• [How to complete this task]
Make a verbatim copy of all the records. Skip every image.

• [Data excerpts]
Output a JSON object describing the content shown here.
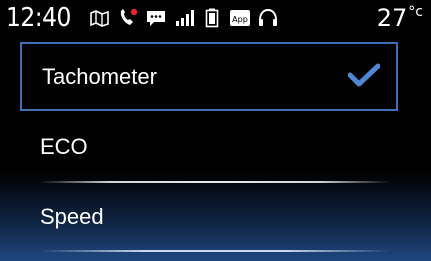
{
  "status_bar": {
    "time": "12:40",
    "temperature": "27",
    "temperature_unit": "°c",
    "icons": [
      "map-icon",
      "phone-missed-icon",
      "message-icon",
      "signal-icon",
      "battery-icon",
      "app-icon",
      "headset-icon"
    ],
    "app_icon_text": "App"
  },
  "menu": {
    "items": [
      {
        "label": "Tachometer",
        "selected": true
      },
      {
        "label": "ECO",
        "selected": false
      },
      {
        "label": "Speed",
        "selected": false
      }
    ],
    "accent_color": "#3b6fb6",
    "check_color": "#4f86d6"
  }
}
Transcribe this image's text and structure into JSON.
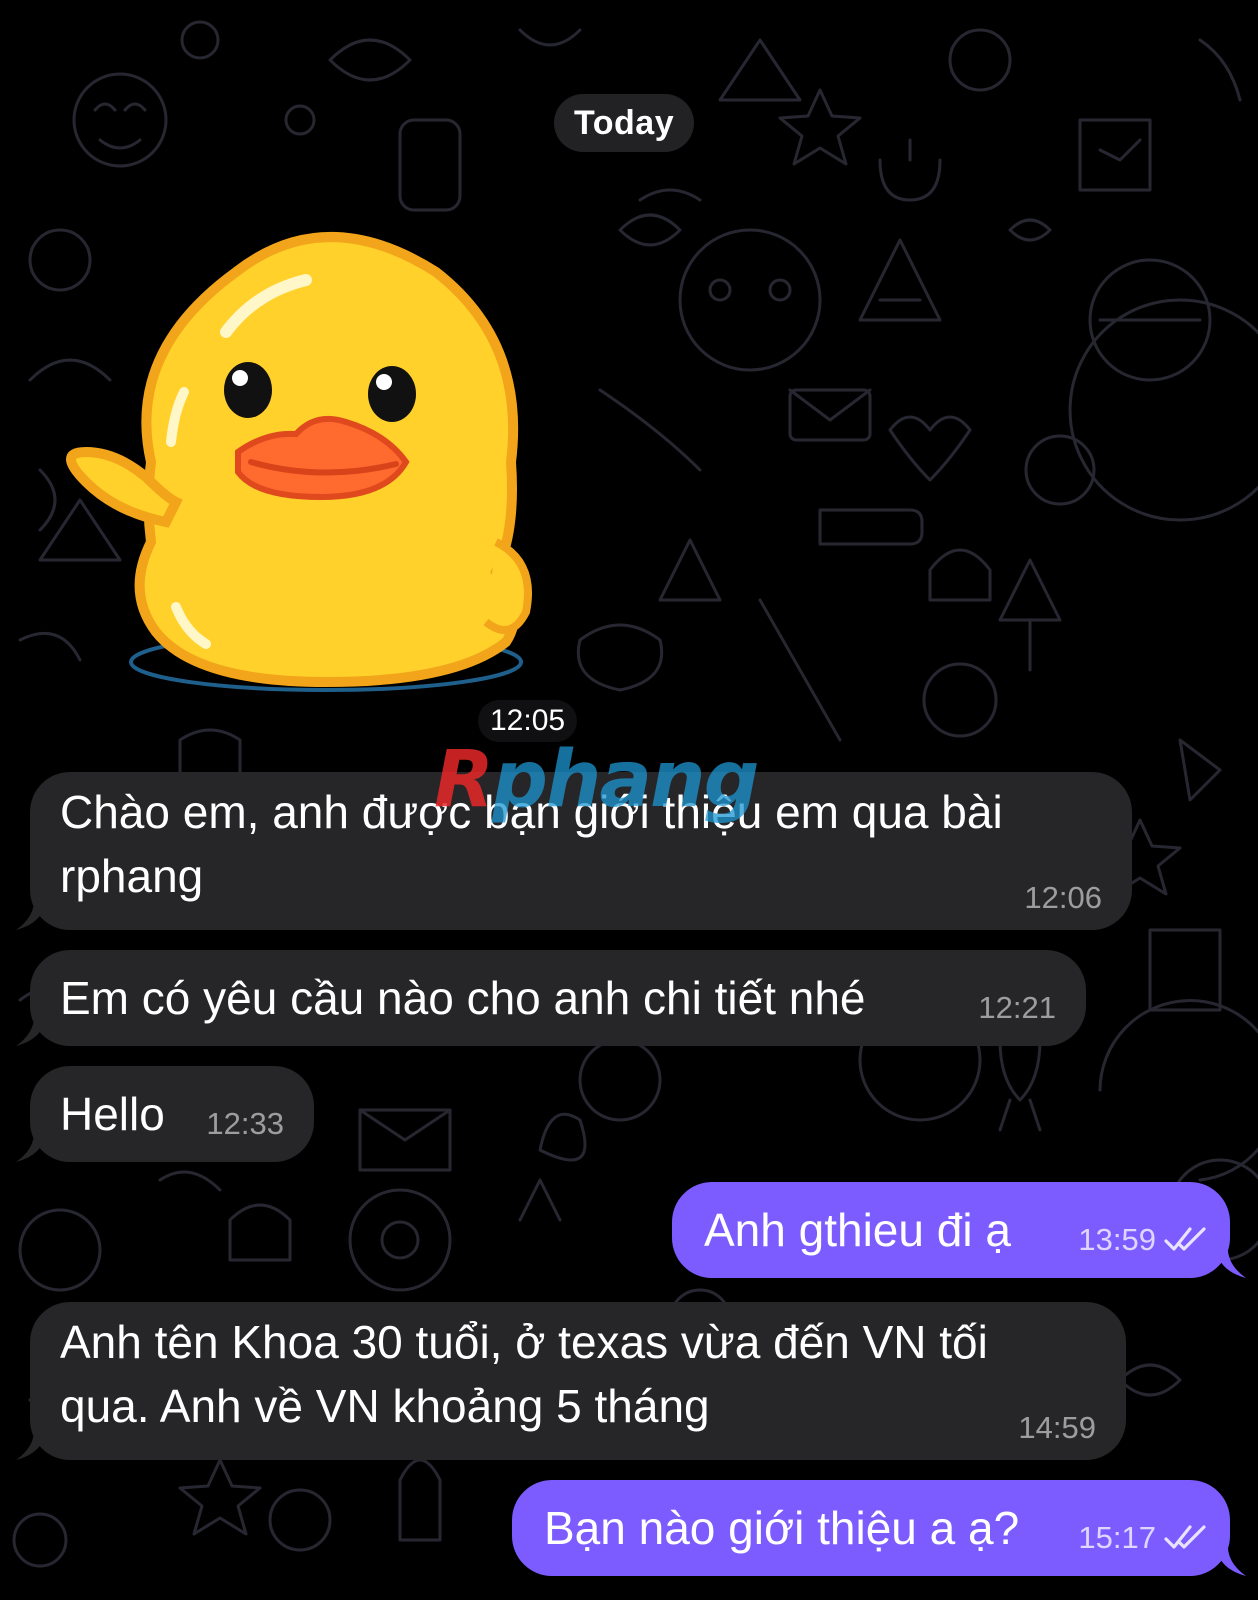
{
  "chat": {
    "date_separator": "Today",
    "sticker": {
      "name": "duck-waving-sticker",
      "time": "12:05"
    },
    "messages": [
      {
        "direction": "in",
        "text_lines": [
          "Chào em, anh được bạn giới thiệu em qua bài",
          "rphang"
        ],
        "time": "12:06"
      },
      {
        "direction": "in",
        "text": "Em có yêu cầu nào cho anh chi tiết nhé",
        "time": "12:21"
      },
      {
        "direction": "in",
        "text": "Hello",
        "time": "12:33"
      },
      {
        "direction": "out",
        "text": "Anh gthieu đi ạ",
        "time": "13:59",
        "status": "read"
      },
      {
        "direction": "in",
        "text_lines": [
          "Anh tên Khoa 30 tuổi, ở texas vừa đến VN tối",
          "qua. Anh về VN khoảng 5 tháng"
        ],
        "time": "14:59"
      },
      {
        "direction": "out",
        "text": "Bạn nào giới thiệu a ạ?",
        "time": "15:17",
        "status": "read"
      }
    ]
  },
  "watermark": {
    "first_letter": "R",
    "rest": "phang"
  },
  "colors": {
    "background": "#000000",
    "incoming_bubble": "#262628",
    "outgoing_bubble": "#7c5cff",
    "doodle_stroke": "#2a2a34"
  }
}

• [Exercise response]
Output a JSON object describing the content shown here.
{
  "status_bar": {
    "time": "12:40",
    "temperature": "27",
    "temperature_unit": "°c",
    "icons": [
      "map-icon",
      "phone-missed-icon",
      "message-icon",
      "signal-icon",
      "battery-icon",
      "app-icon",
      "headset-icon"
    ],
    "app_icon_text": "App"
  },
  "menu": {
    "items": [
      {
        "label": "Tachometer",
        "selected": true
      },
      {
        "label": "ECO",
        "selected": false
      },
      {
        "label": "Speed",
        "selected": false
      }
    ],
    "accent_color": "#3b6fb6",
    "check_color": "#4f86d6"
  }
}
Transcribe this image's text and structure into JSON.
{
  "chat": {
    "date_separator": "Today",
    "sticker": {
      "name": "duck-waving-sticker",
      "time": "12:05"
    },
    "messages": [
      {
        "direction": "in",
        "text_lines": [
          "Chào em, anh được bạn giới thiệu em qua bài",
          "rphang"
        ],
        "time": "12:06"
      },
      {
        "direction": "in",
        "text": "Em có yêu cầu nào cho anh chi tiết nhé",
        "time": "12:21"
      },
      {
        "direction": "in",
        "text": "Hello",
        "time": "12:33"
      },
      {
        "direction": "out",
        "text": "Anh gthieu đi ạ",
        "time": "13:59",
        "status": "read"
      },
      {
        "direction": "in",
        "text_lines": [
          "Anh tên Khoa 30 tuổi, ở texas vừa đến VN tối",
          "qua. Anh về VN khoảng 5 tháng"
        ],
        "time": "14:59"
      },
      {
        "direction": "out",
        "text": "Bạn nào giới thiệu a ạ?",
        "time": "15:17",
        "status": "read"
      }
    ]
  },
  "watermark": {
    "first_letter": "R",
    "rest": "phang"
  },
  "colors": {
    "background": "#000000",
    "incoming_bubble": "#262628",
    "outgoing_bubble": "#7c5cff",
    "doodle_stroke": "#2a2a34"
  }
}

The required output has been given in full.